Collected data entries
--

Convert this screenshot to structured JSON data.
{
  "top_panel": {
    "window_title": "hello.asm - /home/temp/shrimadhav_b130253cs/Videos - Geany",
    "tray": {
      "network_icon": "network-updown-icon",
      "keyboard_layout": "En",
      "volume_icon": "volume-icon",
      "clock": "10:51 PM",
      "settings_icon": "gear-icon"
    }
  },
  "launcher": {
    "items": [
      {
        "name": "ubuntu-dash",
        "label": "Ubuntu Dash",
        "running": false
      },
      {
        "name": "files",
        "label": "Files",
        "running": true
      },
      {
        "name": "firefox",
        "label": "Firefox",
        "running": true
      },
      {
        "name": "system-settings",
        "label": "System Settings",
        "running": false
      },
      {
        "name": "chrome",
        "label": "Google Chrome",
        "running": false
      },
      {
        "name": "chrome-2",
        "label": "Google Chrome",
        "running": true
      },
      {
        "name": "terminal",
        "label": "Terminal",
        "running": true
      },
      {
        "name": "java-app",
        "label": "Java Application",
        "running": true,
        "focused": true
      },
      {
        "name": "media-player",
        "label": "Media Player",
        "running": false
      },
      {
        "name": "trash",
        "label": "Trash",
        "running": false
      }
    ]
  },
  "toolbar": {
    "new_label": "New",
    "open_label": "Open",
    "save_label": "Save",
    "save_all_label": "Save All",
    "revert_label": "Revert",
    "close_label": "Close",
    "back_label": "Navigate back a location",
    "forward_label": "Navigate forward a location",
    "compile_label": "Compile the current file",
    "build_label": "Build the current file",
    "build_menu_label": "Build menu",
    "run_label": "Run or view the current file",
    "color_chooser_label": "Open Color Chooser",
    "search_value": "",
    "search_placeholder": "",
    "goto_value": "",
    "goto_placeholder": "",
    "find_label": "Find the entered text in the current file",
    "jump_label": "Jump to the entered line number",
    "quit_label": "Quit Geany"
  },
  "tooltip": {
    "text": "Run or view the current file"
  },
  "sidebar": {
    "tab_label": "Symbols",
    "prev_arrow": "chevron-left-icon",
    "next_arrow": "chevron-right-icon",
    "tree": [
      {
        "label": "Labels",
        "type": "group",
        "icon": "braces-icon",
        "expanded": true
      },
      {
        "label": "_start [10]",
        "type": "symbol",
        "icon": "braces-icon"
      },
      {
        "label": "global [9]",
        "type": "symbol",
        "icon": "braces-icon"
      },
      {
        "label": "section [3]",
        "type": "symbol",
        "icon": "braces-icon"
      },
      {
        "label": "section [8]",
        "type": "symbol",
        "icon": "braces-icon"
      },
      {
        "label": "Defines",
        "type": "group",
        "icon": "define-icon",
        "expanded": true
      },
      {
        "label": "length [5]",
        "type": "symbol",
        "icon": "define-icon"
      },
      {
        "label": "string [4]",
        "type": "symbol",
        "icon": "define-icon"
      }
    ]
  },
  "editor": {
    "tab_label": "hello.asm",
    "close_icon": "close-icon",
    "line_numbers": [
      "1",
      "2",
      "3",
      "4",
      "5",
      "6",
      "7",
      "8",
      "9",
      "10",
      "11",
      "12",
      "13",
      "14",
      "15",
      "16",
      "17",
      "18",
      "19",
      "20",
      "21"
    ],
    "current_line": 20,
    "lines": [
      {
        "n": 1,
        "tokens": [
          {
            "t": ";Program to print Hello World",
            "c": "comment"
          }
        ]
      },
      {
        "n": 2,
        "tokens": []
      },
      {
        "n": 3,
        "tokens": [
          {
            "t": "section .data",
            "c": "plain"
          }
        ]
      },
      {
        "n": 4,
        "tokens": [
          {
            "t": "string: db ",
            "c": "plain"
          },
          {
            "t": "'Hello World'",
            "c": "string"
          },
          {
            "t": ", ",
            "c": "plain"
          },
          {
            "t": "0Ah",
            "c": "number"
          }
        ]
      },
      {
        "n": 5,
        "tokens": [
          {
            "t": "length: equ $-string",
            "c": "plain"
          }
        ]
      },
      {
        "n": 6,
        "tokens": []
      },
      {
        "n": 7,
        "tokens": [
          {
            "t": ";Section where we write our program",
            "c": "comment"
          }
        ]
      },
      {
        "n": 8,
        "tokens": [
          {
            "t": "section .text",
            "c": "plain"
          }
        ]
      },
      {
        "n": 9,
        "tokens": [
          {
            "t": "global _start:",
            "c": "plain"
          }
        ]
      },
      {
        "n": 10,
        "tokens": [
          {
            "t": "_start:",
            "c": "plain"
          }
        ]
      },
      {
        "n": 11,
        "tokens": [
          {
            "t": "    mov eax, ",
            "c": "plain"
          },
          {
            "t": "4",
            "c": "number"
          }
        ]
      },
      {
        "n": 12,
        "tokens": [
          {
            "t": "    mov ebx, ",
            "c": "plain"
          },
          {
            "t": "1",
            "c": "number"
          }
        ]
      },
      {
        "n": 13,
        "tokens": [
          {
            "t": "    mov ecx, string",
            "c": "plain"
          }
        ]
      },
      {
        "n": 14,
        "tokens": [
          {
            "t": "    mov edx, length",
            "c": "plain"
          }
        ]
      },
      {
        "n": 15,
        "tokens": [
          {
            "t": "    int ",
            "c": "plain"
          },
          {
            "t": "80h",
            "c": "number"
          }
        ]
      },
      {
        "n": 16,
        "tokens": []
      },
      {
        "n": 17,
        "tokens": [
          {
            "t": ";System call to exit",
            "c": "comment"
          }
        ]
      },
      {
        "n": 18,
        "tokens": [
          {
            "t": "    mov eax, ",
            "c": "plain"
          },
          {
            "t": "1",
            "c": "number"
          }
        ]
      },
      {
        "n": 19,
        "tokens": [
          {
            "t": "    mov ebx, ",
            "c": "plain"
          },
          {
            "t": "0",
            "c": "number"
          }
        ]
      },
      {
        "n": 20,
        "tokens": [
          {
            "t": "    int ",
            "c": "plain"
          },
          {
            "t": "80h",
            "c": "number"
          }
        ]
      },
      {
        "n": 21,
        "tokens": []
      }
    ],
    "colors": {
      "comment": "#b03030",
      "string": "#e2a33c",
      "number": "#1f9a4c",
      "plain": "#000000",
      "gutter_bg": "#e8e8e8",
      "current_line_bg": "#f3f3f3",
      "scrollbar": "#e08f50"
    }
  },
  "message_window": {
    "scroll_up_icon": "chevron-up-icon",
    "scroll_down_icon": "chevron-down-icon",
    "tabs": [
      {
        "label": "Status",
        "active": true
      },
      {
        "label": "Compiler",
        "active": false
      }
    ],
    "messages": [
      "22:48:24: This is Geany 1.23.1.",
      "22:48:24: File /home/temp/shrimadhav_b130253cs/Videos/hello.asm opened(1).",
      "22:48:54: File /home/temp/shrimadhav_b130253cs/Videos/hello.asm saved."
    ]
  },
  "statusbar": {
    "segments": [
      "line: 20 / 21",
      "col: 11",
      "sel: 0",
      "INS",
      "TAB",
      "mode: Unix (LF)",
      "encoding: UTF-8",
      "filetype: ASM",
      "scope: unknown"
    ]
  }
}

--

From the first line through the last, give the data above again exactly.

Convert this screenshot to structured JSON data.
{
  "top_panel": {
    "window_title": "hello.asm - /home/temp/shrimadhav_b130253cs/Videos - Geany",
    "tray": {
      "network_icon": "network-updown-icon",
      "keyboard_layout": "En",
      "volume_icon": "volume-icon",
      "clock": "10:51 PM",
      "settings_icon": "gear-icon"
    }
  },
  "launcher": {
    "items": [
      {
        "name": "ubuntu-dash",
        "label": "Ubuntu Dash",
        "running": false
      },
      {
        "name": "files",
        "label": "Files",
        "running": true
      },
      {
        "name": "firefox",
        "label": "Firefox",
        "running": true
      },
      {
        "name": "system-settings",
        "label": "System Settings",
        "running": false
      },
      {
        "name": "chrome",
        "label": "Google Chrome",
        "running": false
      },
      {
        "name": "chrome-2",
        "label": "Google Chrome",
        "running": true
      },
      {
        "name": "terminal",
        "label": "Terminal",
        "running": true
      },
      {
        "name": "java-app",
        "label": "Java Application",
        "running": true,
        "focused": true
      },
      {
        "name": "media-player",
        "label": "Media Player",
        "running": false
      },
      {
        "name": "trash",
        "label": "Trash",
        "running": false
      }
    ]
  },
  "toolbar": {
    "new_label": "New",
    "open_label": "Open",
    "save_label": "Save",
    "save_all_label": "Save All",
    "revert_label": "Revert",
    "close_label": "Close",
    "back_label": "Navigate back a location",
    "forward_label": "Navigate forward a location",
    "compile_label": "Compile the current file",
    "build_label": "Build the current file",
    "build_menu_label": "Build menu",
    "run_label": "Run or view the current file",
    "color_chooser_label": "Open Color Chooser",
    "search_value": "",
    "search_placeholder": "",
    "goto_value": "",
    "goto_placeholder": "",
    "find_label": "Find the entered text in the current file",
    "jump_label": "Jump to the entered line number",
    "quit_label": "Quit Geany"
  },
  "tooltip": {
    "text": "Run or view the current file"
  },
  "sidebar": {
    "tab_label": "Symbols",
    "prev_arrow": "chevron-left-icon",
    "next_arrow": "chevron-right-icon",
    "tree": [
      {
        "label": "Labels",
        "type": "group",
        "icon": "braces-icon",
        "expanded": true
      },
      {
        "label": "_start [10]",
        "type": "symbol",
        "icon": "braces-icon"
      },
      {
        "label": "global [9]",
        "type": "symbol",
        "icon": "braces-icon"
      },
      {
        "label": "section [3]",
        "type": "symbol",
        "icon": "braces-icon"
      },
      {
        "label": "section [8]",
        "type": "symbol",
        "icon": "braces-icon"
      },
      {
        "label": "Defines",
        "type": "group",
        "icon": "define-icon",
        "expanded": true
      },
      {
        "label": "length [5]",
        "type": "symbol",
        "icon": "define-icon"
      },
      {
        "label": "string [4]",
        "type": "symbol",
        "icon": "define-icon"
      }
    ]
  },
  "editor": {
    "tab_label": "hello.asm",
    "close_icon": "close-icon",
    "line_numbers": [
      "1",
      "2",
      "3",
      "4",
      "5",
      "6",
      "7",
      "8",
      "9",
      "10",
      "11",
      "12",
      "13",
      "14",
      "15",
      "16",
      "17",
      "18",
      "19",
      "20",
      "21"
    ],
    "current_line": 20,
    "lines": [
      {
        "n": 1,
        "tokens": [
          {
            "t": ";Program to print Hello World",
            "c": "comment"
          }
        ]
      },
      {
        "n": 2,
        "tokens": []
      },
      {
        "n": 3,
        "tokens": [
          {
            "t": "section .data",
            "c": "plain"
          }
        ]
      },
      {
        "n": 4,
        "tokens": [
          {
            "t": "string: db ",
            "c": "plain"
          },
          {
            "t": "'Hello World'",
            "c": "string"
          },
          {
            "t": ", ",
            "c": "plain"
          },
          {
            "t": "0Ah",
            "c": "number"
          }
        ]
      },
      {
        "n": 5,
        "tokens": [
          {
            "t": "length: equ $-string",
            "c": "plain"
          }
        ]
      },
      {
        "n": 6,
        "tokens": []
      },
      {
        "n": 7,
        "tokens": [
          {
            "t": ";Section where we write our program",
            "c": "comment"
          }
        ]
      },
      {
        "n": 8,
        "tokens": [
          {
            "t": "section .text",
            "c": "plain"
          }
        ]
      },
      {
        "n": 9,
        "tokens": [
          {
            "t": "global _start:",
            "c": "plain"
          }
        ]
      },
      {
        "n": 10,
        "tokens": [
          {
            "t": "_start:",
            "c": "plain"
          }
        ]
      },
      {
        "n": 11,
        "tokens": [
          {
            "t": "    mov eax, ",
            "c": "plain"
          },
          {
            "t": "4",
            "c": "number"
          }
        ]
      },
      {
        "n": 12,
        "tokens": [
          {
            "t": "    mov ebx, ",
            "c": "plain"
          },
          {
            "t": "1",
            "c": "number"
          }
        ]
      },
      {
        "n": 13,
        "tokens": [
          {
            "t": "    mov ecx, string",
            "c": "plain"
          }
        ]
      },
      {
        "n": 14,
        "tokens": [
          {
            "t": "    mov edx, length",
            "c": "plain"
          }
        ]
      },
      {
        "n": 15,
        "tokens": [
          {
            "t": "    int ",
            "c": "plain"
          },
          {
            "t": "80h",
            "c": "number"
          }
        ]
      },
      {
        "n": 16,
        "tokens": []
      },
      {
        "n": 17,
        "tokens": [
          {
            "t": ";System call to exit",
            "c": "comment"
          }
        ]
      },
      {
        "n": 18,
        "tokens": [
          {
            "t": "    mov eax, ",
            "c": "plain"
          },
          {
            "t": "1",
            "c": "number"
          }
        ]
      },
      {
        "n": 19,
        "tokens": [
          {
            "t": "    mov ebx, ",
            "c": "plain"
          },
          {
            "t": "0",
            "c": "number"
          }
        ]
      },
      {
        "n": 20,
        "tokens": [
          {
            "t": "    int ",
            "c": "plain"
          },
          {
            "t": "80h",
            "c": "number"
          }
        ]
      },
      {
        "n": 21,
        "tokens": []
      }
    ],
    "colors": {
      "comment": "#b03030",
      "string": "#e2a33c",
      "number": "#1f9a4c",
      "plain": "#000000",
      "gutter_bg": "#e8e8e8",
      "current_line_bg": "#f3f3f3",
      "scrollbar": "#e08f50"
    }
  },
  "message_window": {
    "scroll_up_icon": "chevron-up-icon",
    "scroll_down_icon": "chevron-down-icon",
    "tabs": [
      {
        "label": "Status",
        "active": true
      },
      {
        "label": "Compiler",
        "active": false
      }
    ],
    "messages": [
      "22:48:24: This is Geany 1.23.1.",
      "22:48:24: File /home/temp/shrimadhav_b130253cs/Videos/hello.asm opened(1).",
      "22:48:54: File /home/temp/shrimadhav_b130253cs/Videos/hello.asm saved."
    ]
  },
  "statusbar": {
    "segments": [
      "line: 20 / 21",
      "col: 11",
      "sel: 0",
      "INS",
      "TAB",
      "mode: Unix (LF)",
      "encoding: UTF-8",
      "filetype: ASM",
      "scope: unknown"
    ]
  }
}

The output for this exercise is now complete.